Requirement: The full set of records is to be reproduced verbatim.

######

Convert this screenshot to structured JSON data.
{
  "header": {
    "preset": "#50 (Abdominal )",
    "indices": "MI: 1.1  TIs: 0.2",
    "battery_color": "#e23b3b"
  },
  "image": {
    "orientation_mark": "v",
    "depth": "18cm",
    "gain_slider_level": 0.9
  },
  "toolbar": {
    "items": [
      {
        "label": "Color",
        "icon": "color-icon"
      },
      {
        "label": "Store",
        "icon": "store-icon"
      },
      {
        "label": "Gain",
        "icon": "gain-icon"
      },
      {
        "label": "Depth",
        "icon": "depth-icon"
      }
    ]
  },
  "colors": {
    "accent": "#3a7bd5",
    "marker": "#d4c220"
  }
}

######

Result below:
Convert this screenshot to structured JSON data.
{
  "header": {
    "preset": "#50 (Abdominal )",
    "indices": "MI: 1.1  TIs: 0.2",
    "battery_color": "#e23b3b"
  },
  "image": {
    "orientation_mark": "v",
    "depth": "18cm",
    "gain_slider_level": 0.9
  },
  "toolbar": {
    "items": [
      {
        "label": "Color",
        "icon": "color-icon"
      },
      {
        "label": "Store",
        "icon": "store-icon"
      },
      {
        "label": "Gain",
        "icon": "gain-icon"
      },
      {
        "label": "Depth",
        "icon": "depth-icon"
      }
    ]
  },
  "colors": {
    "accent": "#3a7bd5",
    "marker": "#d4c220"
  }
}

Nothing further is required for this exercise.